→ **INSTRUCTIONS FOR THE TASK**: Within the entries below, find each line containing the word "title" and copy it.

→ **MATERIALS PROVIDED**:
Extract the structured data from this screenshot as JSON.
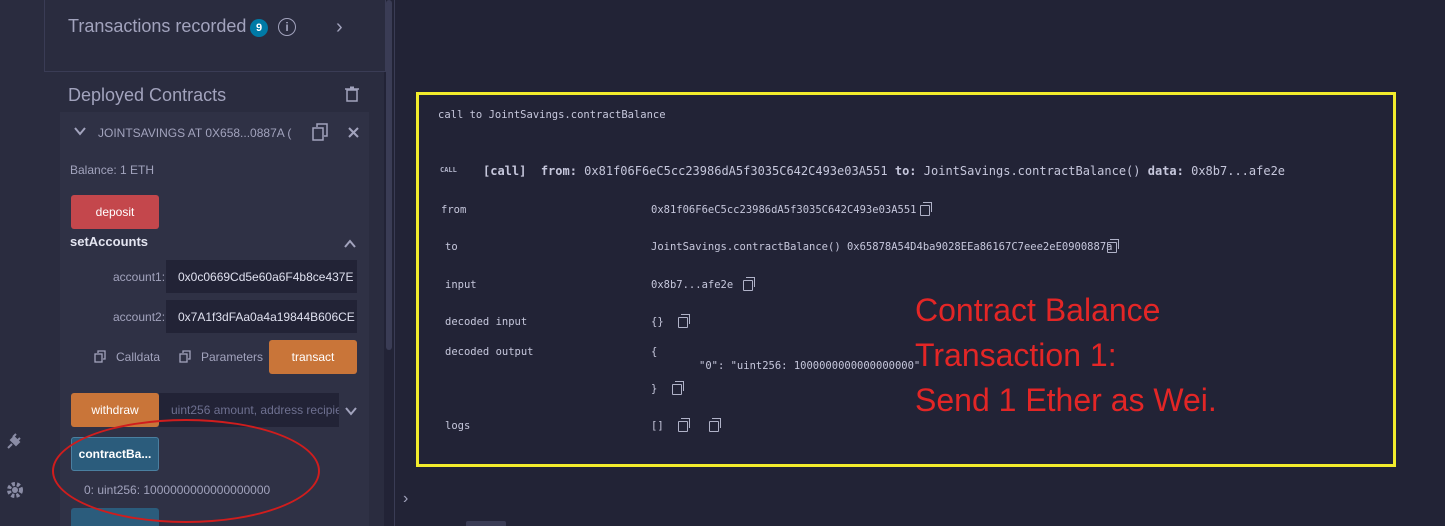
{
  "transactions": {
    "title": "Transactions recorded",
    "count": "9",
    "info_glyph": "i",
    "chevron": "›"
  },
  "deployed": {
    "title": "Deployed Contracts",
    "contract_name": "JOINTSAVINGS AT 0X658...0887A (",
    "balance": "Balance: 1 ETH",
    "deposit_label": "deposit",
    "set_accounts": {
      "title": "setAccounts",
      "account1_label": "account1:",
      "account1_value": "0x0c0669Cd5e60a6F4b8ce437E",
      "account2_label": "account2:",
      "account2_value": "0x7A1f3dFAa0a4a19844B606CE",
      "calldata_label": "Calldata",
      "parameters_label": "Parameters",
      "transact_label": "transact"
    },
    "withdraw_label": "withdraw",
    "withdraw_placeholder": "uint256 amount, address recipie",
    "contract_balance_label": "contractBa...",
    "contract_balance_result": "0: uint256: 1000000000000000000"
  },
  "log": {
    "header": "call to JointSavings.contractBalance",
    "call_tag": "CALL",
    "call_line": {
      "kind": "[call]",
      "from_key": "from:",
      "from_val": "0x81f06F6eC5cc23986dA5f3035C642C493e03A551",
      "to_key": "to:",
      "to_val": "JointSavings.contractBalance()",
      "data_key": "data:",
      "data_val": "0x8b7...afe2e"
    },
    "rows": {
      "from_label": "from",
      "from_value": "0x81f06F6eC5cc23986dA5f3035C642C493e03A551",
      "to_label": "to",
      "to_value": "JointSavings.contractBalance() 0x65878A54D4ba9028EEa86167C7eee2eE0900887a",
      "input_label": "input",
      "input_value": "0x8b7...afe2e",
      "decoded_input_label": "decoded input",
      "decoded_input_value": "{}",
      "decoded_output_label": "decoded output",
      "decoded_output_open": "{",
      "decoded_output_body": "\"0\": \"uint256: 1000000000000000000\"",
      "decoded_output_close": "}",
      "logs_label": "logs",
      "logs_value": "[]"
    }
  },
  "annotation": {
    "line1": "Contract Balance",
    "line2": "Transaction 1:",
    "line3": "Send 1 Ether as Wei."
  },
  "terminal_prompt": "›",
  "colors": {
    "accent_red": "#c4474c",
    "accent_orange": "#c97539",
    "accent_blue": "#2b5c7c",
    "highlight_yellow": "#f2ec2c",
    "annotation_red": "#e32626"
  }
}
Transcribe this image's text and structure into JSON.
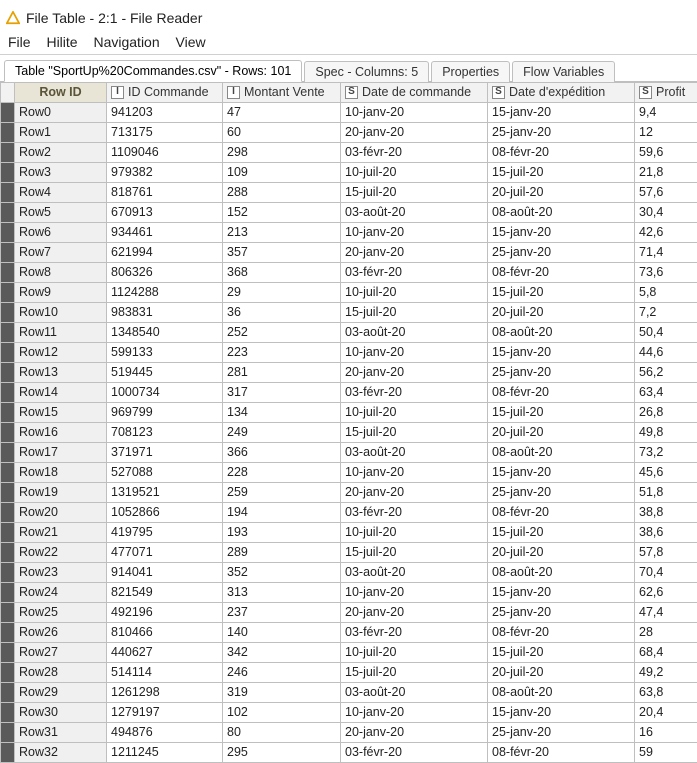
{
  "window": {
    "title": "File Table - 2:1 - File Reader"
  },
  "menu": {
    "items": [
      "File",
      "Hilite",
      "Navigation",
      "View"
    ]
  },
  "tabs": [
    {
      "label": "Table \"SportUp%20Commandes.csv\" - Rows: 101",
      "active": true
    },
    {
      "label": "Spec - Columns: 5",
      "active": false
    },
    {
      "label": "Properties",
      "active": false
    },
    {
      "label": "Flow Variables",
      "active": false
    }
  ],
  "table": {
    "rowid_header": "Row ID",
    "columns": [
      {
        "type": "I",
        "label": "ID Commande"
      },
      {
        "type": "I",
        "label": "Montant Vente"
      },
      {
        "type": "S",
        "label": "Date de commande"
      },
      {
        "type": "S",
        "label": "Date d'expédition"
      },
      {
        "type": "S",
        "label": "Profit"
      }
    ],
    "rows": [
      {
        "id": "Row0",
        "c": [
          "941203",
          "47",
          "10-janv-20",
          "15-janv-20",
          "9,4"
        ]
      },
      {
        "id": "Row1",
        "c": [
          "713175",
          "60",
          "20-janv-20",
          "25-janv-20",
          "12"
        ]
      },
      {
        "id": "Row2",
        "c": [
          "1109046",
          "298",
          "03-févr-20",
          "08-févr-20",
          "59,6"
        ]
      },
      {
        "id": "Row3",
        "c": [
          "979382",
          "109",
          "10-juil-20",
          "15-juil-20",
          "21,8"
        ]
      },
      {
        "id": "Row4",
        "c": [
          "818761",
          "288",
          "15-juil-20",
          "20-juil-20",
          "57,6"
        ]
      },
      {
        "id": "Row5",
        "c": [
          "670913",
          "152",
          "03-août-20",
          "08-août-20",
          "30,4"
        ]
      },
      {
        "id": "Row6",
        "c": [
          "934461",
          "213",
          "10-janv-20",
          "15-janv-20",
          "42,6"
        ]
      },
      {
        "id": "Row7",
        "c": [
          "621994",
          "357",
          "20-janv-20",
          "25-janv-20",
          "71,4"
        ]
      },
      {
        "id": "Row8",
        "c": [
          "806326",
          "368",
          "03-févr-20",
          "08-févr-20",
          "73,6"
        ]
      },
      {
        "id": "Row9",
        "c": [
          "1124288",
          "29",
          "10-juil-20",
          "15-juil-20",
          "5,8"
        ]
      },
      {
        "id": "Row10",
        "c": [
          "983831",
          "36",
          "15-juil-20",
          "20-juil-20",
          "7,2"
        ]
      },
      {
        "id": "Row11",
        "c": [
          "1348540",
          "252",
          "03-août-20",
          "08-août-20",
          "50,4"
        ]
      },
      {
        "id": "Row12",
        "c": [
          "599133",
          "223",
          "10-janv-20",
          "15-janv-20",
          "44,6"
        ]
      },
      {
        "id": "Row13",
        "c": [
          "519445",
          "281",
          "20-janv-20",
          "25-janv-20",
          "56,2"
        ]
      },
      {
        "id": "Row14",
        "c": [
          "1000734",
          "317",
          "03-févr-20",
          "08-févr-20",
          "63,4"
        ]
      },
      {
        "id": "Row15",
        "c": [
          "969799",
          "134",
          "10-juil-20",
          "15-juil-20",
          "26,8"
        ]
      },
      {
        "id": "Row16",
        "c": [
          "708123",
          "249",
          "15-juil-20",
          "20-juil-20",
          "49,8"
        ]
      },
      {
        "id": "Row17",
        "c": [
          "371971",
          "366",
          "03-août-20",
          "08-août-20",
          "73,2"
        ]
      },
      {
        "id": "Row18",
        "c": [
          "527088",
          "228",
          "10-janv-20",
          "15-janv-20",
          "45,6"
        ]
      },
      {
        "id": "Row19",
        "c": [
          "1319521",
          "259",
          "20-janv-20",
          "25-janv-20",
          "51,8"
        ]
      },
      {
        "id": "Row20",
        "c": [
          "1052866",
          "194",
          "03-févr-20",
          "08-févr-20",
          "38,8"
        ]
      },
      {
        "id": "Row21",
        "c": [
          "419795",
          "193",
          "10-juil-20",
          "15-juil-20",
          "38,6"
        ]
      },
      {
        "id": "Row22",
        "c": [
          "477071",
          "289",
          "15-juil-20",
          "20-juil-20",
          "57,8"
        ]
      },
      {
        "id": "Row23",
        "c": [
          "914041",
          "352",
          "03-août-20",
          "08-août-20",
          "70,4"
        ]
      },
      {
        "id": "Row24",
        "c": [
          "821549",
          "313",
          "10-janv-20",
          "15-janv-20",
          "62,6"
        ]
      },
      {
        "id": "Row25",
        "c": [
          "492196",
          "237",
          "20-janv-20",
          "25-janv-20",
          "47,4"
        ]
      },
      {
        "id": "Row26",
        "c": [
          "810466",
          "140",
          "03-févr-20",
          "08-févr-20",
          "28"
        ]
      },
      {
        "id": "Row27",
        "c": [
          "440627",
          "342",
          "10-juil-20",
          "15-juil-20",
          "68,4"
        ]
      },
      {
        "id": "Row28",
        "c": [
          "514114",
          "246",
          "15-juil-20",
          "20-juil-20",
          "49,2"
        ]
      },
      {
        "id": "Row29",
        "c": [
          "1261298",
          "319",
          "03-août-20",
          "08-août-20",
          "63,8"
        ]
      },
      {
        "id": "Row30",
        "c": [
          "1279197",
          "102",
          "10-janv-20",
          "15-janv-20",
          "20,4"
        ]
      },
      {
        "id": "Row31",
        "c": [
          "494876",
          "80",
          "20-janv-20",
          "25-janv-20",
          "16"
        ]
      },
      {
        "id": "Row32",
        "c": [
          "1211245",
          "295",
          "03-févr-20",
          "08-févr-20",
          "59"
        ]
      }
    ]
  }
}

→ **RESULT FOR THIS TASK**:
    "title": "Transactions recorded",
    "title": "Deployed Contracts",
      "title": "setAccounts",
    "title": "File Table - 2:1 - File Reader"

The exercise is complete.